_Exercise_:
Where in the data below does the word "tone" appear? Copy each line that holds it.

_Dataset records_:
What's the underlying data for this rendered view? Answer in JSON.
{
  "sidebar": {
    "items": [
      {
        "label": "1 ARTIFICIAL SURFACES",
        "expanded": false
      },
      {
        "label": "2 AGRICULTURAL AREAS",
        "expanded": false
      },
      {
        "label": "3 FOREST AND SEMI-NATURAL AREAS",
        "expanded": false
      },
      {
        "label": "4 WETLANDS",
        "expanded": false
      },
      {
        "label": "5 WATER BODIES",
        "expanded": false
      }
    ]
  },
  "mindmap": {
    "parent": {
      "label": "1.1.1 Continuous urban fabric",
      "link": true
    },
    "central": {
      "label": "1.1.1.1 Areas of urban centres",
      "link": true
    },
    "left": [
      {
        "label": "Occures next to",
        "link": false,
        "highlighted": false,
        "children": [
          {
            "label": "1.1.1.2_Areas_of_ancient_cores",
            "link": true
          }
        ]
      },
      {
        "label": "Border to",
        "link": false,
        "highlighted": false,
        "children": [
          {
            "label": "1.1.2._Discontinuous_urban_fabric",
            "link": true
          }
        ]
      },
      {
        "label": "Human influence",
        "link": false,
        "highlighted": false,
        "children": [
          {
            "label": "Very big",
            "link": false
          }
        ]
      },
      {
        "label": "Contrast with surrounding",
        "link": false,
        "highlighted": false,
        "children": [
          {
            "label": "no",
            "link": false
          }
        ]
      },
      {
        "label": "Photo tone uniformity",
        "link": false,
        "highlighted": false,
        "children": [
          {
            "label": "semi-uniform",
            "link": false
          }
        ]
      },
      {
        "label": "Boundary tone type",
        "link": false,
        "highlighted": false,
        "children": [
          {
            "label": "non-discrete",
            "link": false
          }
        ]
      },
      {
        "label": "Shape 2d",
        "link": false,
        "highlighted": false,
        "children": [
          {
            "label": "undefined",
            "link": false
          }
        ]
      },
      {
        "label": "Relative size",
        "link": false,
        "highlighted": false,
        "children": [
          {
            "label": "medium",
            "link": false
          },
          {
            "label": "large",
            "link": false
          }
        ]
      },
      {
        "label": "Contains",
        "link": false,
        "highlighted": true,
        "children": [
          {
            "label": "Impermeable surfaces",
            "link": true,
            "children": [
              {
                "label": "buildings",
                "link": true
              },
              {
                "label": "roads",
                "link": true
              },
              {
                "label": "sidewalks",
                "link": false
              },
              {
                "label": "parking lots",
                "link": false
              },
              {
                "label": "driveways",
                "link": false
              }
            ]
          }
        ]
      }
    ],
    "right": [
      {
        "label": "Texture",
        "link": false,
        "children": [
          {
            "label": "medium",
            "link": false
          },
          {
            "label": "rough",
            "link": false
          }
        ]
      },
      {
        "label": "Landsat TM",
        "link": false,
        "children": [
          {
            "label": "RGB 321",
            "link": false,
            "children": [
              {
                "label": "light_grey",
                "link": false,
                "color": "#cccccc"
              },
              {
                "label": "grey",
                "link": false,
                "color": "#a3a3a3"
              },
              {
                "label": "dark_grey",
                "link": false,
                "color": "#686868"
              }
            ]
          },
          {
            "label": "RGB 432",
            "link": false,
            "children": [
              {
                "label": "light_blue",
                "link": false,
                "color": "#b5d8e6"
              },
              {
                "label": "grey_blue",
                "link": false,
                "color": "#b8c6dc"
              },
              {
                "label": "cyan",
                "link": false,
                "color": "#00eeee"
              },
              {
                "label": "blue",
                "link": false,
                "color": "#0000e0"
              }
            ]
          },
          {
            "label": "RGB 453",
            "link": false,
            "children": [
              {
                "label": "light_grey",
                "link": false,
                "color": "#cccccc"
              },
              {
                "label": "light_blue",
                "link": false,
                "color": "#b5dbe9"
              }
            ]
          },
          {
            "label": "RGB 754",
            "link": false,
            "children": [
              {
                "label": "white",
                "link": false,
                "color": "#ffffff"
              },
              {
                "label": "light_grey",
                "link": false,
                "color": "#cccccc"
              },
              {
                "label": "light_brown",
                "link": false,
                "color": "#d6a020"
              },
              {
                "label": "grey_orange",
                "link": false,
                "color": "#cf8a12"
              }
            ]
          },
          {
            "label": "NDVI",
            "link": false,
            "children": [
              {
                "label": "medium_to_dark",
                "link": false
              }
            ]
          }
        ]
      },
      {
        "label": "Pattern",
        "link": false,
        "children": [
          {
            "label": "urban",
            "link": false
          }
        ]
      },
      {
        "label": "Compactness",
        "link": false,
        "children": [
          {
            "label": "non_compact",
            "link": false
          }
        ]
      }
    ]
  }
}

_Task response_:
        "label": "Photo tone uniformity",
        "label": "Boundary tone type",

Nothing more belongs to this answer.